Method 4: If this is happening inside one view, you don't need to use event hubs. In the end, you can trigger custom event on a collection, and parent widget can subscribe to it. Another consideration is that you would most likely need to show spinner in different types of elements, and you would need to pass reference or selector for them for different views. Now if you want to have a universal solution, of course you can give your spinners same class application wide, but then you'll have a hell of headache if one day you want to remove them. You're definitely better off keeping these things localized to your views.

We have similar situation in a large app which is Backbone-driven. And for this purpose we have an extension which we apply to views that need to display a spinner. It looks somewhat like this:

var state_loading: function() {
  if (arguments.length === 0 || arguments[0] === true) {
    this.el.addClass('st-loading');
  } else {
    this.el.removeClass('st-loading');
  }
}

var SomeView = Backbone.View.extend({
  initialize: function(options) {
    this.options = _.extend({}, this.options || {}, options || {});
    this.collection = this.options.collection;
    this.collection.bind('reset', this.render, this);
    this.state_loading(true);
    this.collection.fetch();
  },

  render: function() {
    this.state_loading(false);
    // your code...
  }
});

_.extend(SomeView.prototype, state_loading);
share|improve this answer
    
Excellent solution.
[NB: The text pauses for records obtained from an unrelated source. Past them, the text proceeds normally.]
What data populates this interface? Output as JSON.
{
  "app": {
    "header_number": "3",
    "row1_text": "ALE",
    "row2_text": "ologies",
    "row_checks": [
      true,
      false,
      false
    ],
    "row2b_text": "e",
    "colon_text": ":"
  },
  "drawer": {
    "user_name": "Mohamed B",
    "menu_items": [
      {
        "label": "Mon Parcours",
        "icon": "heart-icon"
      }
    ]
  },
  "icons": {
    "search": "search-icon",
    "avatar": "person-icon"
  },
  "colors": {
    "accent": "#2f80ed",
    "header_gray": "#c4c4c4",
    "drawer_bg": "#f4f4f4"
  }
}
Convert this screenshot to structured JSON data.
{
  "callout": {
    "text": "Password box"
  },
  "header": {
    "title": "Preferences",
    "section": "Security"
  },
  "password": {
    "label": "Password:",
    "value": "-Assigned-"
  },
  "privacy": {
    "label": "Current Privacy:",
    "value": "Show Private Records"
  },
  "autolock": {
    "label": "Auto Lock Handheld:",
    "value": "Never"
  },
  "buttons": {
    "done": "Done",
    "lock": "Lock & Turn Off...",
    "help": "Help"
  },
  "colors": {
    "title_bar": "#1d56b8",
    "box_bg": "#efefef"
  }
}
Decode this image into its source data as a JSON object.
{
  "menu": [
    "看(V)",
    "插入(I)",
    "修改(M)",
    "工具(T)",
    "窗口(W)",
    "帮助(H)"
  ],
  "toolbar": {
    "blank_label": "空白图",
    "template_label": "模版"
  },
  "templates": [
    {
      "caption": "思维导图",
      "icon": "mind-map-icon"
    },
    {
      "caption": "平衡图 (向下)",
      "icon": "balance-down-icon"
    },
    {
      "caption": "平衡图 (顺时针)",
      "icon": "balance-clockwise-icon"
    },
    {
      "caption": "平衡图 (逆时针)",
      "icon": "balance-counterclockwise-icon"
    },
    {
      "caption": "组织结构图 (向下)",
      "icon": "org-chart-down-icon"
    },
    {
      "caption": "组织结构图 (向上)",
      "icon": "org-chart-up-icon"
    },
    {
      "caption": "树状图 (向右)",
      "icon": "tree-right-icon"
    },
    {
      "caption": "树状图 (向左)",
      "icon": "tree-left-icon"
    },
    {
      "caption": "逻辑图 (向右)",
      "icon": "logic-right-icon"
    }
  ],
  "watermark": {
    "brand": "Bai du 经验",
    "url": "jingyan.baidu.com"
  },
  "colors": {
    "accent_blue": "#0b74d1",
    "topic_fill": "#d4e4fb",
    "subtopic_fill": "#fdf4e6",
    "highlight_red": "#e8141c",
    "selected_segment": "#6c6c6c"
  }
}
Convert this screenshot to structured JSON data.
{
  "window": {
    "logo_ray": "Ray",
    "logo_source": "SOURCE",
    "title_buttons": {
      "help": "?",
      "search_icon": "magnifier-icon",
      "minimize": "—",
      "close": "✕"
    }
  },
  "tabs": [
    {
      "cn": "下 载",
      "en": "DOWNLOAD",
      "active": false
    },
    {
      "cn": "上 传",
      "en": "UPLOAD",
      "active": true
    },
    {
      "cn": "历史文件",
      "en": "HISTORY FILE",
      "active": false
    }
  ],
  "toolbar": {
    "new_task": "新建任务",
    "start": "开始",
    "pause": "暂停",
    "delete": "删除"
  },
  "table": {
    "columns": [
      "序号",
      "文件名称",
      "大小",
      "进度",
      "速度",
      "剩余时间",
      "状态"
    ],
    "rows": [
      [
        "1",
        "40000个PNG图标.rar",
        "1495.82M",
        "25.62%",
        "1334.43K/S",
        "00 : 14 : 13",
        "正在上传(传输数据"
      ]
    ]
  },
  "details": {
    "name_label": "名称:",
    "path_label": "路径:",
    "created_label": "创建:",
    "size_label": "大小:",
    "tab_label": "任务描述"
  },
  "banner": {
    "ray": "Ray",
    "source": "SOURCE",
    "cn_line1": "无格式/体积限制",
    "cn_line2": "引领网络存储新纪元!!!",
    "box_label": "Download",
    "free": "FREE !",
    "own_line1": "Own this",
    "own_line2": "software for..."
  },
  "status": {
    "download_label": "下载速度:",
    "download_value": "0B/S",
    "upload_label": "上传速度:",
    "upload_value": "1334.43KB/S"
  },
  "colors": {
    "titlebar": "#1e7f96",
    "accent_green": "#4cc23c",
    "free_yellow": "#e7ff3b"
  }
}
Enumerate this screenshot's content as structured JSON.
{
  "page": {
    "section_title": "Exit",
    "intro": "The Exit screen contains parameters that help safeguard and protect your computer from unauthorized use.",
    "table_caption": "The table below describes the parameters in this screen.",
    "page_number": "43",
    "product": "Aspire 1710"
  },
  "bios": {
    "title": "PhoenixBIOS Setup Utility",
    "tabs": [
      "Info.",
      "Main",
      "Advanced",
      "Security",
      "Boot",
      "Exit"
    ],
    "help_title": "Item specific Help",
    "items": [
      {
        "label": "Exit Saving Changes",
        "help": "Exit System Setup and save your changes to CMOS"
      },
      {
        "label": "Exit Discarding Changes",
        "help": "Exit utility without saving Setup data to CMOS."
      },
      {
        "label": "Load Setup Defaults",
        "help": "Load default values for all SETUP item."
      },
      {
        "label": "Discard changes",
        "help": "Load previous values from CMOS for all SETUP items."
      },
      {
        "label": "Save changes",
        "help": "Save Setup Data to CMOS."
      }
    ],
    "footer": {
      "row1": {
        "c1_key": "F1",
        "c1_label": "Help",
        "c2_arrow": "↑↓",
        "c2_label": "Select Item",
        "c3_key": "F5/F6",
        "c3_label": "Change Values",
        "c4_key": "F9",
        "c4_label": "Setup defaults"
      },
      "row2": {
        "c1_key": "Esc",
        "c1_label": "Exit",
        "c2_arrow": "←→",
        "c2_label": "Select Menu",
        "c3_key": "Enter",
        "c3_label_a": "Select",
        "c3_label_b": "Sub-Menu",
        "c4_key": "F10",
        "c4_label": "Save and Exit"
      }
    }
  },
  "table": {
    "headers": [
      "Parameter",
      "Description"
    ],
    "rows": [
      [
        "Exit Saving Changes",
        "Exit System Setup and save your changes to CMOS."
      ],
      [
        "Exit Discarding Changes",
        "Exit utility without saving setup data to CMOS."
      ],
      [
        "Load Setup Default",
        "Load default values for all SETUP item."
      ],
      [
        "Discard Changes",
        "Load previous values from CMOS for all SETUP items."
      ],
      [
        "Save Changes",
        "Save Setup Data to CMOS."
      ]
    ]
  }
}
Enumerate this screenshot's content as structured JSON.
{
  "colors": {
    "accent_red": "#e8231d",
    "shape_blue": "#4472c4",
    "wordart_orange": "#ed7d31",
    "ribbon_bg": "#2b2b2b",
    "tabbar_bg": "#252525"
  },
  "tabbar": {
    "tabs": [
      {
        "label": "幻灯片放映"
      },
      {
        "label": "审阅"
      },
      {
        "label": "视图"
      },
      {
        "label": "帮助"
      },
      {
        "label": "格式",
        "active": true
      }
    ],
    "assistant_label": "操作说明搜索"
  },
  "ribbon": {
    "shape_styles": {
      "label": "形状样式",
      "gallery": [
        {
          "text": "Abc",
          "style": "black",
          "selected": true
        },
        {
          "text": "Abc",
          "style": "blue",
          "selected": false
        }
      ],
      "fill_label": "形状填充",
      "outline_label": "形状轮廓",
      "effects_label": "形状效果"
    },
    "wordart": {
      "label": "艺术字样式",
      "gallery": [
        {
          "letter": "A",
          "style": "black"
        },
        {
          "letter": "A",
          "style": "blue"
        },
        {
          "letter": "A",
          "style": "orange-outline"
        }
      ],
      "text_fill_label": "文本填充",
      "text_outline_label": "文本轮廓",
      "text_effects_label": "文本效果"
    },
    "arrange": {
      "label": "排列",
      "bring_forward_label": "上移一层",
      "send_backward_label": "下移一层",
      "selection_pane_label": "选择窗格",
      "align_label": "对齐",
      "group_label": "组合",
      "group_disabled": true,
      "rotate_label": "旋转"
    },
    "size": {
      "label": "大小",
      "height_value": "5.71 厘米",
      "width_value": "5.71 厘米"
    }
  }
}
I will keep this in mind. I was already thinking I should not override the library but since that was the most common solution I found, I adapted it. Thanks a lot! –  Musab Masood Oct 30 '12 at 15:43
add comment

Your Answer

 
discard

By posting your answer, you agree to the privacy policy and terms of service.

Not the answer you're looking for? Browse other questions tagged or ask your own question.